• PROBLEM STATEMENT
How many lines in the records below contain the word "ctrl"? Answer with the number only.

Top of DATA EXCERPTS

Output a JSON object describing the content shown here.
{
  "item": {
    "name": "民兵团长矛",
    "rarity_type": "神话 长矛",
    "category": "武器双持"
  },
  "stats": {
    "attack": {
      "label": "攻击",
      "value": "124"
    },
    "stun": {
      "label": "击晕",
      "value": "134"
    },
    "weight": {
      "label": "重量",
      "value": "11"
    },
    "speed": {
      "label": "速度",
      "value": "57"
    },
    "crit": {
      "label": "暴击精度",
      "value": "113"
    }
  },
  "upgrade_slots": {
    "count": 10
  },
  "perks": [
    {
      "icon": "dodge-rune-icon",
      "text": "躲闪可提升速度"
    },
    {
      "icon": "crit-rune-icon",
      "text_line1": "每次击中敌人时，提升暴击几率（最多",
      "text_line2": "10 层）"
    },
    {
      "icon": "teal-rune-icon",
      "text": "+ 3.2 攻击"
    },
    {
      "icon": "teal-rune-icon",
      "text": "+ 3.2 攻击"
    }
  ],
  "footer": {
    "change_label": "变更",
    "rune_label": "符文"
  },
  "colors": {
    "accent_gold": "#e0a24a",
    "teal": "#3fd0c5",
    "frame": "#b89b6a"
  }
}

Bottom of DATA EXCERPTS
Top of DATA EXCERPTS

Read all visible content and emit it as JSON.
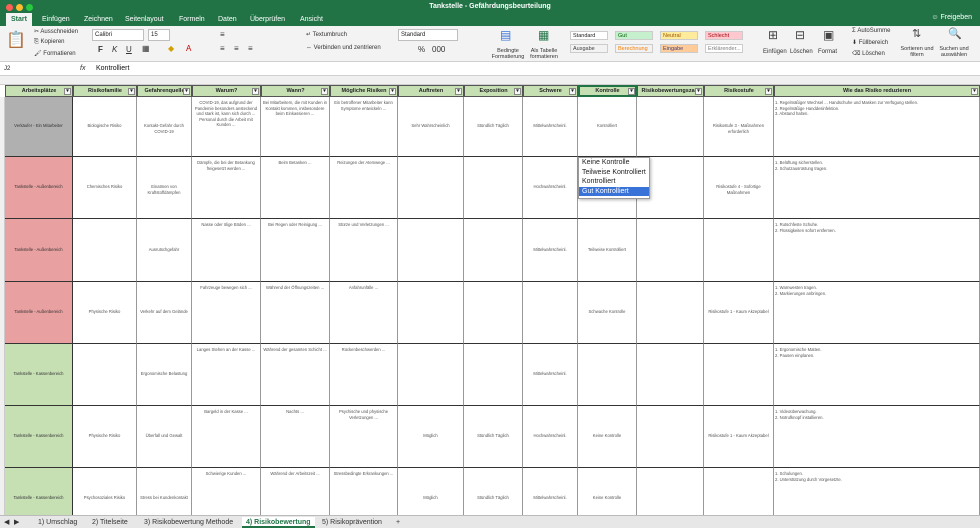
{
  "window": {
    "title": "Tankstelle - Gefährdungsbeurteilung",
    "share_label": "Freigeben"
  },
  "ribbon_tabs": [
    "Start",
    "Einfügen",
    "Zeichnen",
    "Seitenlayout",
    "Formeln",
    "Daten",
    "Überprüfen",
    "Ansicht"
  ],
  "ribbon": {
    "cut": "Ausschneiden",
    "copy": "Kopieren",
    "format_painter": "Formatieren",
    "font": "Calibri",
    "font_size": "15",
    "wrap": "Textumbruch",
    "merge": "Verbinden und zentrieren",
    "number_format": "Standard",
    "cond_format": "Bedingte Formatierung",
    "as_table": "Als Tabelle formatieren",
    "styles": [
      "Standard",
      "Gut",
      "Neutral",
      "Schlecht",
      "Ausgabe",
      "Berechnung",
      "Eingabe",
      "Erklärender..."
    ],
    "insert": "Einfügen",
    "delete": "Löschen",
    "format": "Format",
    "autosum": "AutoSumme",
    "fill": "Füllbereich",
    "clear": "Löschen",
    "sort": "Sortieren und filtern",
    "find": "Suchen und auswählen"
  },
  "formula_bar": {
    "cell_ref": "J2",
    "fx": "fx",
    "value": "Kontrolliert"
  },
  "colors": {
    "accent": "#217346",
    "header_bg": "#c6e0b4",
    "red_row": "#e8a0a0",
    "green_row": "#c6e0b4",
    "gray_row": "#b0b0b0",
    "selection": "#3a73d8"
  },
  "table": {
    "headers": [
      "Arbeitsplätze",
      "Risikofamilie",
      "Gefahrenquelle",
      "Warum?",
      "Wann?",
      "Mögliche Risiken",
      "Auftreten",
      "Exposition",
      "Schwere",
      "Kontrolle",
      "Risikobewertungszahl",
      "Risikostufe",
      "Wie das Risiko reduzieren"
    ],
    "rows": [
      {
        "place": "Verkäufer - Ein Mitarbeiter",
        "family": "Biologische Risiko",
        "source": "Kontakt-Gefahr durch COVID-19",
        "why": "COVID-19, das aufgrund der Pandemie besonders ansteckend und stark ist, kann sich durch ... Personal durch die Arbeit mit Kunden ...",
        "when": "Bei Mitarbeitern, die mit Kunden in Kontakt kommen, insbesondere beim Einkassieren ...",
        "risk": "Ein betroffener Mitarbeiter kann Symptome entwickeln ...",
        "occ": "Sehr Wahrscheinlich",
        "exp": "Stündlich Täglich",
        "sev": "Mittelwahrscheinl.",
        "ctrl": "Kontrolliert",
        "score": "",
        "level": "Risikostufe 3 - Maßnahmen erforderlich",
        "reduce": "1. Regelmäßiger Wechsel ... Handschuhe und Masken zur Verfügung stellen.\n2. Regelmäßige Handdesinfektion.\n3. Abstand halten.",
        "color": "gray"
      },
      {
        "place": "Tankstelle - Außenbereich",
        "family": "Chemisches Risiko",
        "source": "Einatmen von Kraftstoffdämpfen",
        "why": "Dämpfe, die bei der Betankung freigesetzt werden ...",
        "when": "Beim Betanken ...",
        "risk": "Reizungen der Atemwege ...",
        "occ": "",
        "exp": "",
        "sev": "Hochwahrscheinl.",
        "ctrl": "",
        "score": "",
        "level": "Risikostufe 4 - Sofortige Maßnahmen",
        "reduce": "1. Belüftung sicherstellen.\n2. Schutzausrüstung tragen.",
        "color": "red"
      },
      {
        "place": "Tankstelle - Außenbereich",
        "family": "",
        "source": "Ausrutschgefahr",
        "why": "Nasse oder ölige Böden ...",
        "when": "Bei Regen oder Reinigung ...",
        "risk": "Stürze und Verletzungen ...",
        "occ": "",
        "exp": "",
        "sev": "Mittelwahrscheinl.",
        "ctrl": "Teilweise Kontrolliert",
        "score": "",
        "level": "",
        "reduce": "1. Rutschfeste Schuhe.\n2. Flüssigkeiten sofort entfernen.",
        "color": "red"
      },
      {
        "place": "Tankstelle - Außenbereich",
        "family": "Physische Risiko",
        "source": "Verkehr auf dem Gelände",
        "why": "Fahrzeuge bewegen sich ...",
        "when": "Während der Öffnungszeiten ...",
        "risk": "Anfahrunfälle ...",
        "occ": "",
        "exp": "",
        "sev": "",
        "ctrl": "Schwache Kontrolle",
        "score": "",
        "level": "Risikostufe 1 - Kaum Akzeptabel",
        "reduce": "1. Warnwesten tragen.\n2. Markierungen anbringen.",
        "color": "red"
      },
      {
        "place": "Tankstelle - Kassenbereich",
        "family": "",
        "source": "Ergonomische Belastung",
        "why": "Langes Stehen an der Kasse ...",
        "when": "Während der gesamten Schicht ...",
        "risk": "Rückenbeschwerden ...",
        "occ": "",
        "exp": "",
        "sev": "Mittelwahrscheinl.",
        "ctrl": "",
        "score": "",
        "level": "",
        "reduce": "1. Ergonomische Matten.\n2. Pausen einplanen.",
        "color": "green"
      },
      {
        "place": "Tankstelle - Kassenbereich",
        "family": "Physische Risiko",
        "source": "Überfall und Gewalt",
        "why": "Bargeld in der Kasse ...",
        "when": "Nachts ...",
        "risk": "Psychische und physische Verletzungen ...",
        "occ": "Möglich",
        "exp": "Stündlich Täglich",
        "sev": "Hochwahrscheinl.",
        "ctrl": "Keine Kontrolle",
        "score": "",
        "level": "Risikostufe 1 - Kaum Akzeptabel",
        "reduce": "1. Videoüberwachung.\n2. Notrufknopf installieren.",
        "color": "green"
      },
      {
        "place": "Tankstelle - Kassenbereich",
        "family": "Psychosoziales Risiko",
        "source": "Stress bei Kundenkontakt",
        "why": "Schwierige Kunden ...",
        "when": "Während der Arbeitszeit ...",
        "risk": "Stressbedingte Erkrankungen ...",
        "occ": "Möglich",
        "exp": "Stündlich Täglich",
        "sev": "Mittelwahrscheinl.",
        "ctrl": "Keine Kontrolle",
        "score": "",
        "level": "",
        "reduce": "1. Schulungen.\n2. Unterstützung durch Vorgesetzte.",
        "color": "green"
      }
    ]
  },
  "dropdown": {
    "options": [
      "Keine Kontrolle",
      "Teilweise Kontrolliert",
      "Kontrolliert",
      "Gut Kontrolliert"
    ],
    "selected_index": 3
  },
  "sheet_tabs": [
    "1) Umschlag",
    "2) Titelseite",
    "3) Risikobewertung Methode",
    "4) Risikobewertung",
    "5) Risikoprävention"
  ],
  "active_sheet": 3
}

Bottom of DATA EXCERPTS
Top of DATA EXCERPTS

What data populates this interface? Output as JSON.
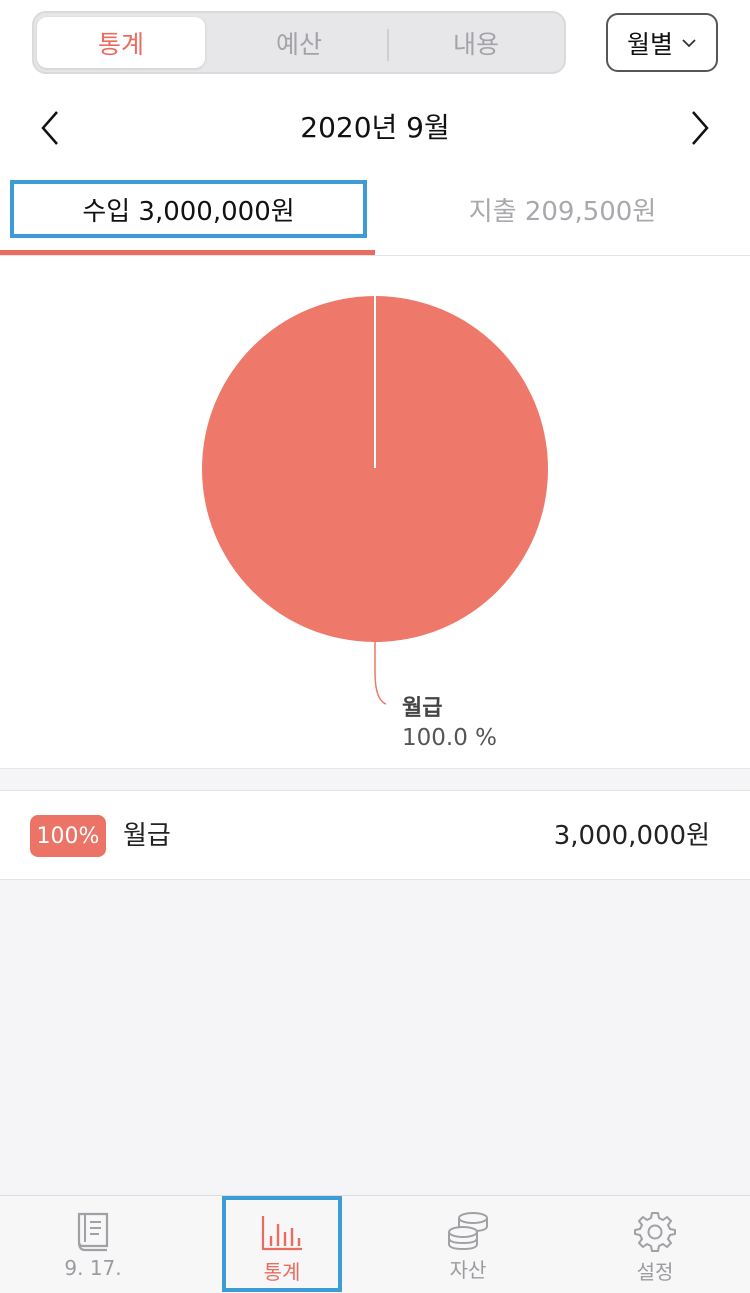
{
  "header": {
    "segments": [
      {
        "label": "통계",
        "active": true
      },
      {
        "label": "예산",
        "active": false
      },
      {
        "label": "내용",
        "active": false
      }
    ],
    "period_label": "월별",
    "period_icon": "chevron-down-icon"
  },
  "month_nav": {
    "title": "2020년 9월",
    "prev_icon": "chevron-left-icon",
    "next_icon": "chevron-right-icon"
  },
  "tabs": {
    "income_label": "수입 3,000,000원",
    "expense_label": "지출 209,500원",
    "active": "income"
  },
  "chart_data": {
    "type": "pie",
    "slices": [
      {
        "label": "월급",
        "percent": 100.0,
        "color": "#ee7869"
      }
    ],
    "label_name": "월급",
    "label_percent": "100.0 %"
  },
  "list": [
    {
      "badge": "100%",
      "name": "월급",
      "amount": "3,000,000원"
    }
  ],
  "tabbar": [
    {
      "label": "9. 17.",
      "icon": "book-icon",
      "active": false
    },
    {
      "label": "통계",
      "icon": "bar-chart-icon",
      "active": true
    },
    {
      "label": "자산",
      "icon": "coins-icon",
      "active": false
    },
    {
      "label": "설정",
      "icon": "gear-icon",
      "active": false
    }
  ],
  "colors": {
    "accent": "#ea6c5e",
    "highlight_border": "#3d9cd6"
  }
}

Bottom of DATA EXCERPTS

• EXPECTED ANSWER
7